[JURIST] A federal district judge issued an order [PDF text] Wednesday giving the US Fish and Wildlife Service (FWS) [official website] until the end of June to finalize a proposed rule removing the American bald eagle [FWS backgrounder] from the federal endangered species list [FWS materials]. US District Judge John R. Tunheim of the District of Minnesota originally set a deadline of Feb. 16 after a property owner won summary judgment in a lawsuit [order, PDF] seeking to force the FWS to comply with deadlines mandated by the Endangered Species Act [text; summary]. The FWS proposed delisting the bald eagle in 1999 [FWS materials; press release] because the bald eagle population had surged from about 500 mating pairs in the 1960s to more than 5,000. Landowner Edmund Contoski, represented by the Pacific Legal Foundation (PLF) [advocacy website], sued the FWS in 2005 after Minnesota environmental officials him ordered him not to develop his property within 330 feet of a bald eagle nest. PLF is threatening to seek sanctions [press release] against federal officials if they fail to meet the new deadline.
FWS sought the delay after it reopened the public comment period [JURIST report] last February on the delistment process, resulting in an outpouring of reaction. On Wednesday, National Public Radio broadcast a report [text and audio] revealing that FWS Director Dale Hall wrote a memo [PDF text] to his superiors in the Interior Department [official website] suggesting that continued protection under other statutes would be "very difficult to enforce without evidence of a dead or injured eagle." He argued for a broader definition of activities that "disturb" bald eagles. That definition is key to how the bald eagle is protected under statutes other than the Endangered Species Act, including the Bald and Golden Eagle Protection Act [text; summary] and the Migratory Bird Treaty Act [text; summary]. The Star Tribune has more.

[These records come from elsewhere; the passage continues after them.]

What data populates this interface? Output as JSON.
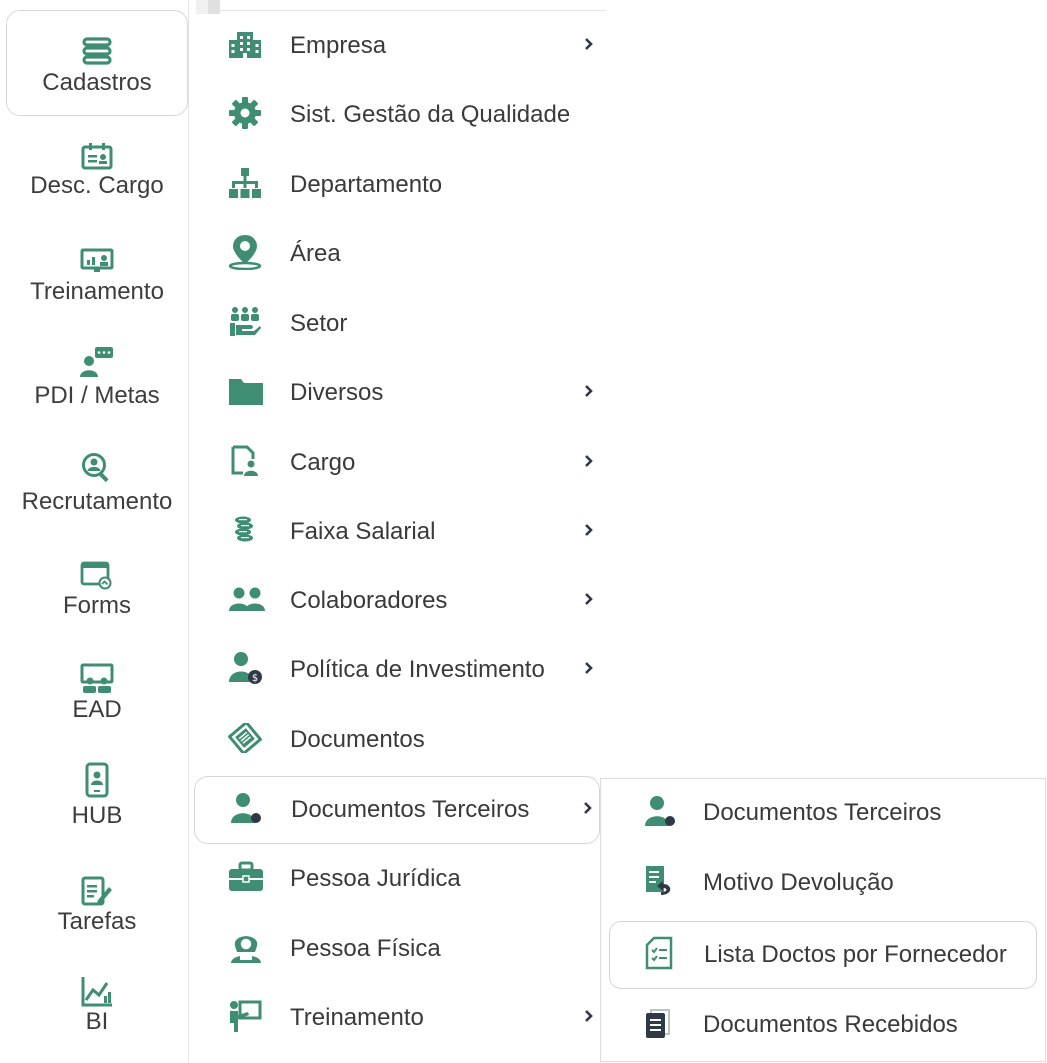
{
  "colors": {
    "accent": "#3f8d72",
    "text": "#3a3a3a",
    "border": "#d6d6d6"
  },
  "rail": {
    "items": [
      {
        "label": "Cadastros",
        "icon": "cadastros-icon"
      },
      {
        "label": "Desc. Cargo",
        "icon": "id-card-icon"
      },
      {
        "label": "Treinamento",
        "icon": "presentation-icon"
      },
      {
        "label": "PDI / Metas",
        "icon": "person-chat-icon"
      },
      {
        "label": "Recrutamento",
        "icon": "search-person-icon"
      },
      {
        "label": "Forms",
        "icon": "form-window-icon"
      },
      {
        "label": "EAD",
        "icon": "classroom-icon"
      },
      {
        "label": "HUB",
        "icon": "phone-person-icon"
      },
      {
        "label": "Tarefas",
        "icon": "edit-document-icon"
      },
      {
        "label": "BI",
        "icon": "chart-icon"
      }
    ]
  },
  "menu": {
    "items": [
      {
        "label": "Empresa",
        "icon": "building-icon",
        "submenu": true
      },
      {
        "label": "Sist. Gestão da Qualidade",
        "icon": "gear-icon",
        "submenu": false
      },
      {
        "label": "Departamento",
        "icon": "org-chart-icon",
        "submenu": false
      },
      {
        "label": "Área",
        "icon": "map-pin-icon",
        "submenu": false
      },
      {
        "label": "Setor",
        "icon": "team-hand-icon",
        "submenu": false
      },
      {
        "label": "Diversos",
        "icon": "folder-icon",
        "submenu": true
      },
      {
        "label": "Cargo",
        "icon": "document-person-icon",
        "submenu": true
      },
      {
        "label": "Faixa Salarial",
        "icon": "coins-icon",
        "submenu": true
      },
      {
        "label": "Colaboradores",
        "icon": "people-icon",
        "submenu": true
      },
      {
        "label": "Política de Investimento",
        "icon": "person-money-icon",
        "submenu": true
      },
      {
        "label": "Documentos",
        "icon": "documents-icon",
        "submenu": false
      },
      {
        "label": "Documentos Terceiros",
        "icon": "person-icon",
        "submenu": true
      },
      {
        "label": "Pessoa Jurídica",
        "icon": "briefcase-icon",
        "submenu": false
      },
      {
        "label": "Pessoa Física",
        "icon": "woman-icon",
        "submenu": false
      },
      {
        "label": "Treinamento",
        "icon": "teacher-board-icon",
        "submenu": true
      }
    ]
  },
  "submenu": {
    "items": [
      {
        "label": "Documentos Terceiros",
        "icon": "person-icon"
      },
      {
        "label": "Motivo Devolução",
        "icon": "return-document-icon"
      },
      {
        "label": "Lista Doctos por Fornecedor",
        "icon": "checklist-icon"
      },
      {
        "label": "Documentos Recebidos",
        "icon": "received-documents-icon"
      }
    ]
  }
}
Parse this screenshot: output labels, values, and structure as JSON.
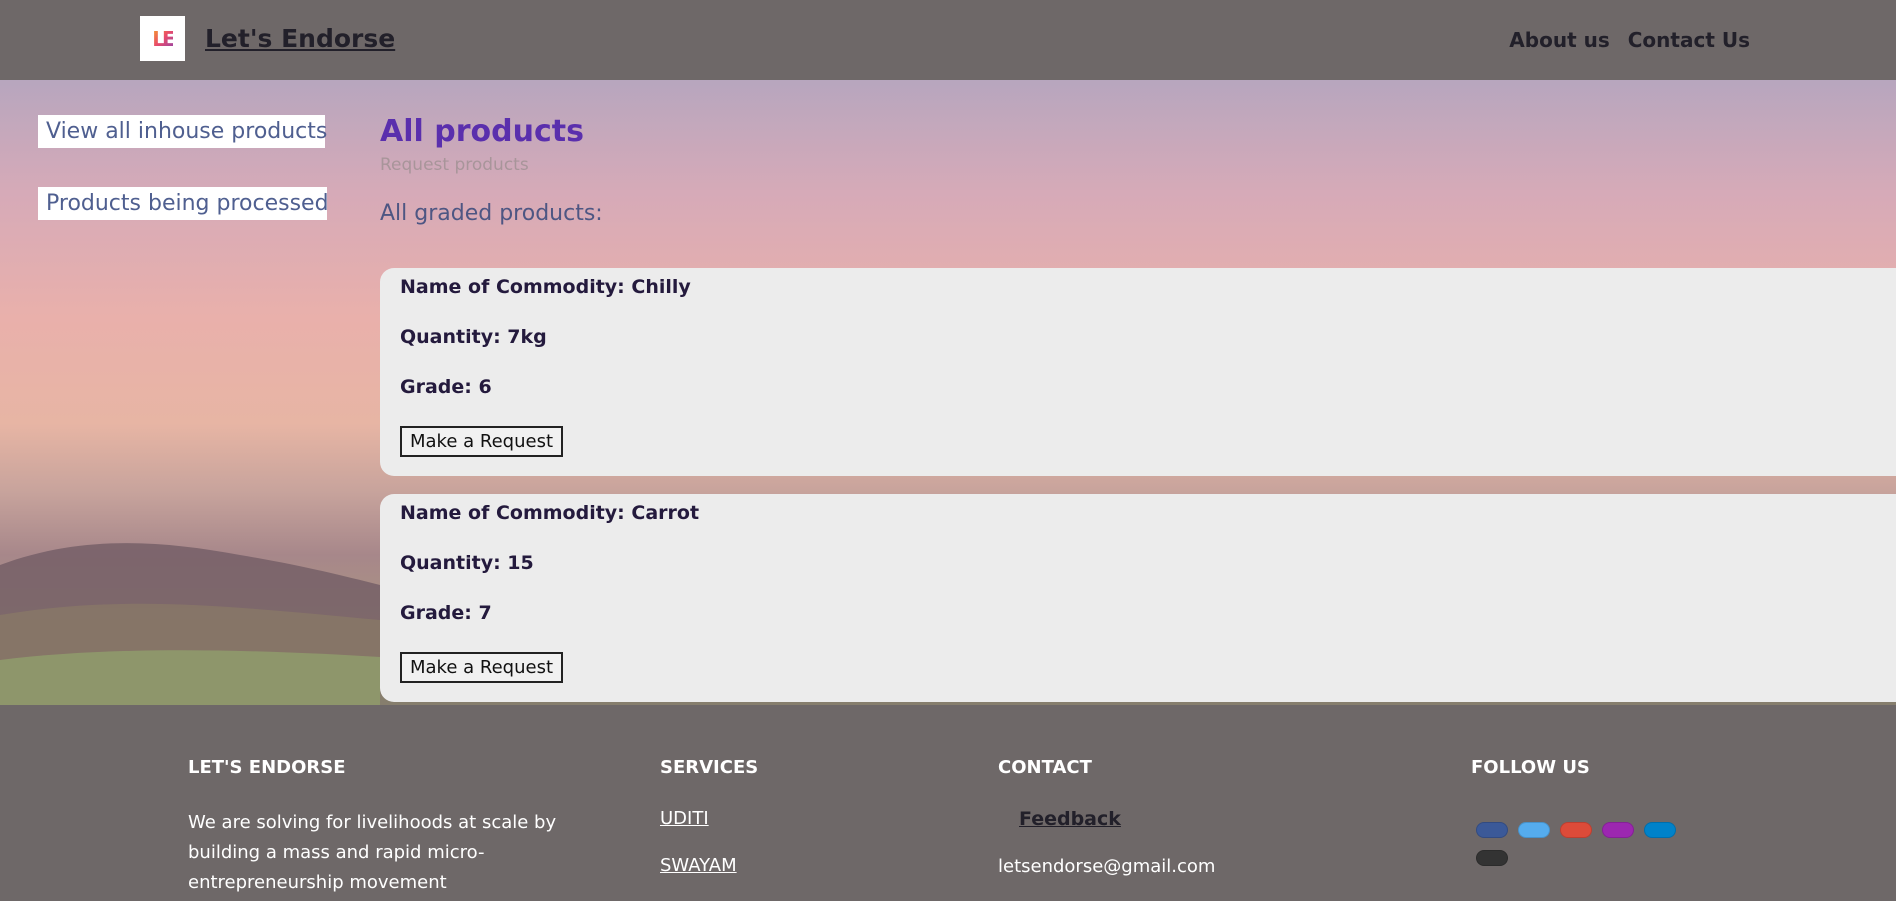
{
  "header": {
    "brand": "Let's Endorse",
    "logo_text": "LE",
    "nav": [
      "About us",
      "Contact Us"
    ]
  },
  "sidebar": {
    "items": [
      "View all inhouse products",
      "Products being processed"
    ]
  },
  "main": {
    "title": "All products",
    "request_link": "Request products",
    "section_heading": "All graded products:",
    "products": [
      {
        "name": "Name of Commodity: Chilly",
        "quantity": "Quantity: 7kg",
        "grade": "Grade: 6",
        "button": "Make a Request"
      },
      {
        "name": "Name of Commodity: Carrot",
        "quantity": "Quantity: 15",
        "grade": "Grade: 7",
        "button": "Make a Request"
      }
    ]
  },
  "footer": {
    "about": {
      "heading": "LET'S ENDORSE",
      "text": "We are solving for livelihoods at scale by building a mass and rapid micro-entrepreneurship movement"
    },
    "services": {
      "heading": "SERVICES",
      "links": [
        "UDITI",
        "SWAYAM"
      ]
    },
    "contact": {
      "heading": "CONTACT",
      "feedback": "Feedback",
      "email": "letsendorse@gmail.com"
    },
    "follow": {
      "heading": "FOLLOW US",
      "icons": [
        {
          "name": "facebook-icon",
          "color": "#3b5998"
        },
        {
          "name": "twitter-icon",
          "color": "#55acee"
        },
        {
          "name": "google-icon",
          "color": "#dd4b39"
        },
        {
          "name": "instagram-icon",
          "color": "#9c27b0"
        },
        {
          "name": "linkedin-icon",
          "color": "#0082ca"
        },
        {
          "name": "github-icon",
          "color": "#333333"
        }
      ]
    }
  },
  "colors": {
    "bar_bg": "#6e6868",
    "title": "#5a2fad",
    "card_bg": "#ececec"
  }
}
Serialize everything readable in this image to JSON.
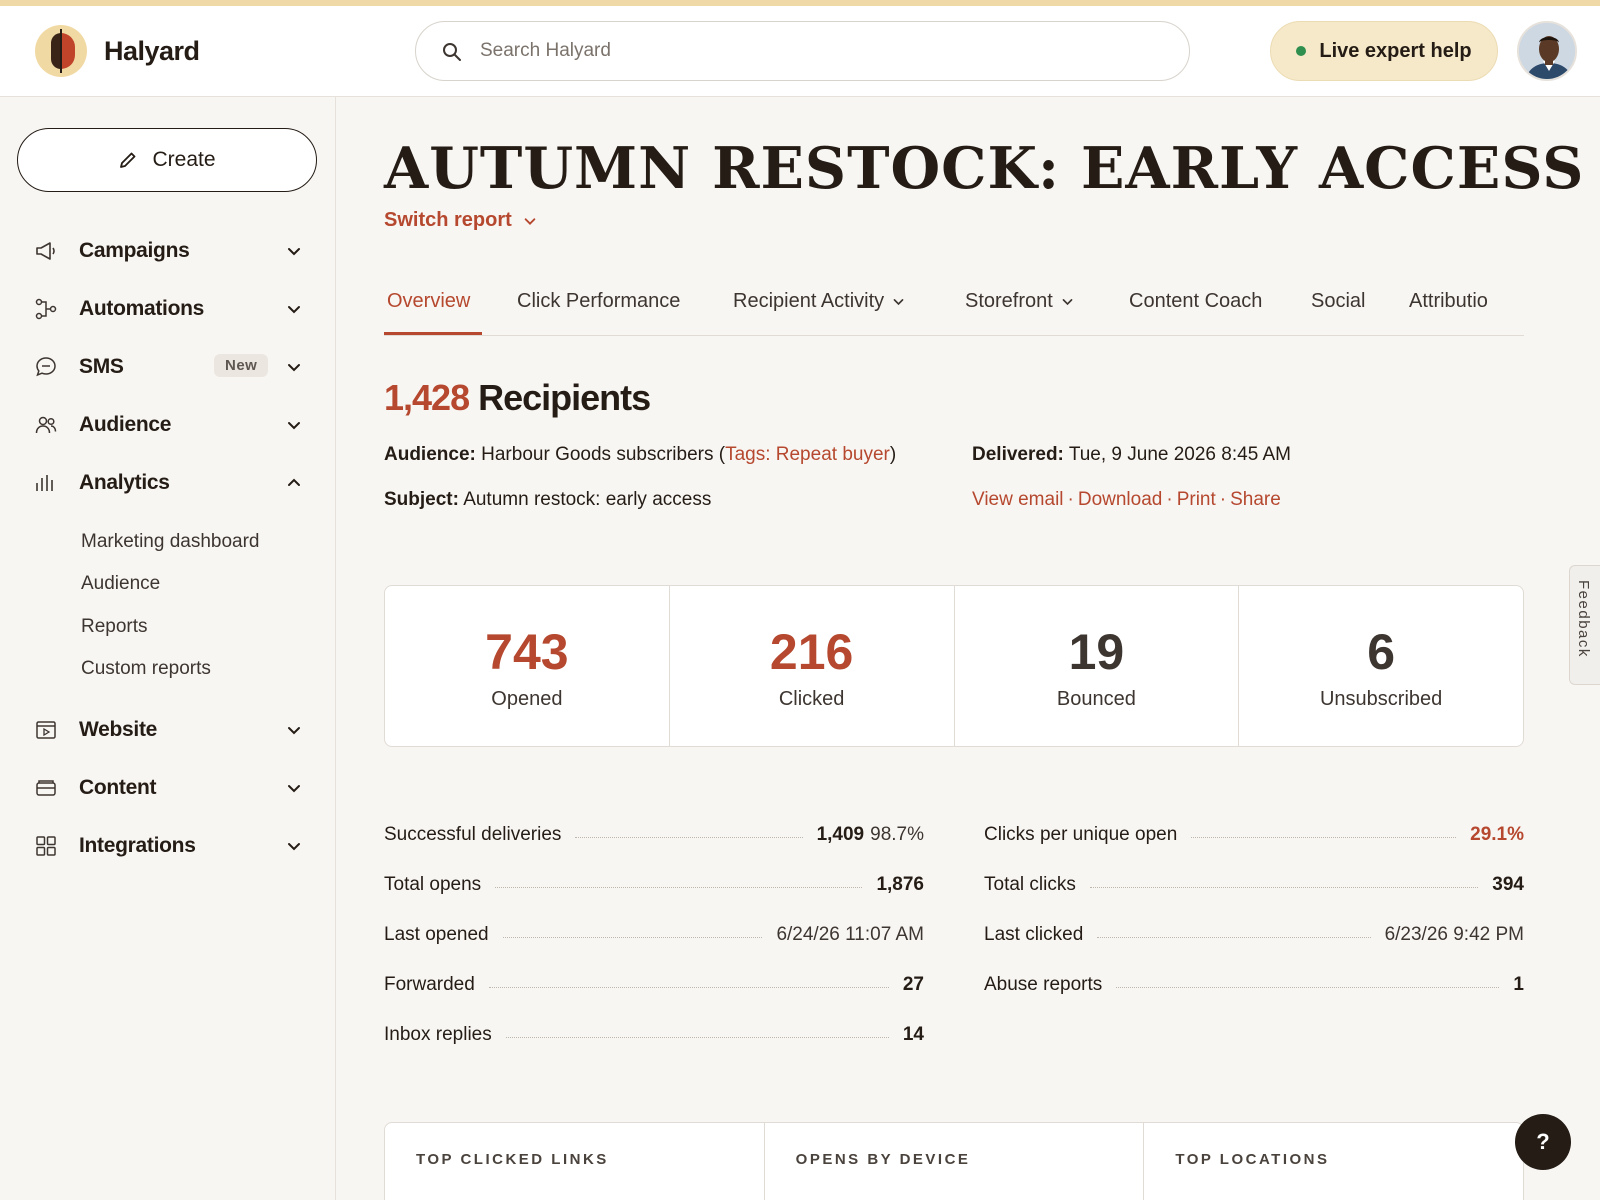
{
  "app": {
    "brand": "Halyard"
  },
  "header": {
    "search_placeholder": "Search Halyard",
    "expert_label": "Live expert help"
  },
  "sidebar": {
    "create_label": "Create",
    "items": [
      {
        "label": "Campaigns",
        "icon": "megaphone-icon"
      },
      {
        "label": "Automations",
        "icon": "workflow-icon"
      },
      {
        "label": "SMS",
        "icon": "chat-bubble-icon",
        "badge": "New"
      },
      {
        "label": "Audience",
        "icon": "people-icon"
      },
      {
        "label": "Analytics",
        "icon": "bar-chart-icon",
        "expanded": true
      },
      {
        "label": "Website",
        "icon": "browser-icon"
      },
      {
        "label": "Content",
        "icon": "folder-icon"
      },
      {
        "label": "Integrations",
        "icon": "grid-icon"
      }
    ],
    "analytics_sub": [
      "Marketing dashboard",
      "Audience",
      "Reports",
      "Custom reports"
    ]
  },
  "report": {
    "title": "AUTUMN RESTOCK: EARLY ACCESS",
    "switch_label": "Switch report",
    "tabs": [
      {
        "label": "Overview",
        "active": true
      },
      {
        "label": "Click Performance"
      },
      {
        "label": "Recipient Activity",
        "dropdown": true
      },
      {
        "label": "Storefront",
        "dropdown": true
      },
      {
        "label": "Content Coach"
      },
      {
        "label": "Social"
      },
      {
        "label": "Attributio"
      }
    ],
    "recipients_count": "1,428",
    "recipients_label": "Recipients",
    "audience_label": "Audience:",
    "audience_value": "Harbour Goods subscribers (",
    "audience_tag": "Tags: Repeat buyer",
    "audience_close": ")",
    "subject_label": "Subject:",
    "subject_value": "Autumn restock: early access",
    "delivered_label": "Delivered:",
    "delivered_value": "Tue, 9 June 2026 8:45 AM",
    "actions": [
      "View email",
      "Download",
      "Print",
      "Share"
    ],
    "stats": [
      {
        "value": "743",
        "label": "Opened"
      },
      {
        "value": "216",
        "label": "Clicked"
      },
      {
        "value": "19",
        "label": "Bounced"
      },
      {
        "value": "6",
        "label": "Unsubscribed"
      }
    ],
    "left_metrics": [
      {
        "label": "Successful deliveries",
        "value": "1,409",
        "extra": "98.7%"
      },
      {
        "label": "Total opens",
        "value": "1,876"
      },
      {
        "label": "Last opened",
        "value": "6/24/26 11:07 AM"
      },
      {
        "label": "Forwarded",
        "value": "27"
      },
      {
        "label": "Inbox replies",
        "value": "14"
      }
    ],
    "right_metrics": [
      {
        "label": "Clicks per unique open",
        "value": "29.1%"
      },
      {
        "label": "Total clicks",
        "value": "394"
      },
      {
        "label": "Last clicked",
        "value": "6/23/26 9:42 PM"
      },
      {
        "label": "Abuse reports",
        "value": "1"
      }
    ],
    "cards": [
      "TOP CLICKED LINKS",
      "OPENS BY DEVICE",
      "TOP LOCATIONS"
    ]
  },
  "feedback_label": "Feedback",
  "help_label": "?",
  "colors": {
    "accent": "#b5482e",
    "brand_yellow": "#f1d9a3",
    "online": "#2f8f4e"
  }
}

This report was prepared in partnership with the Pittsburgh Journal of Environmental and Public Health Law.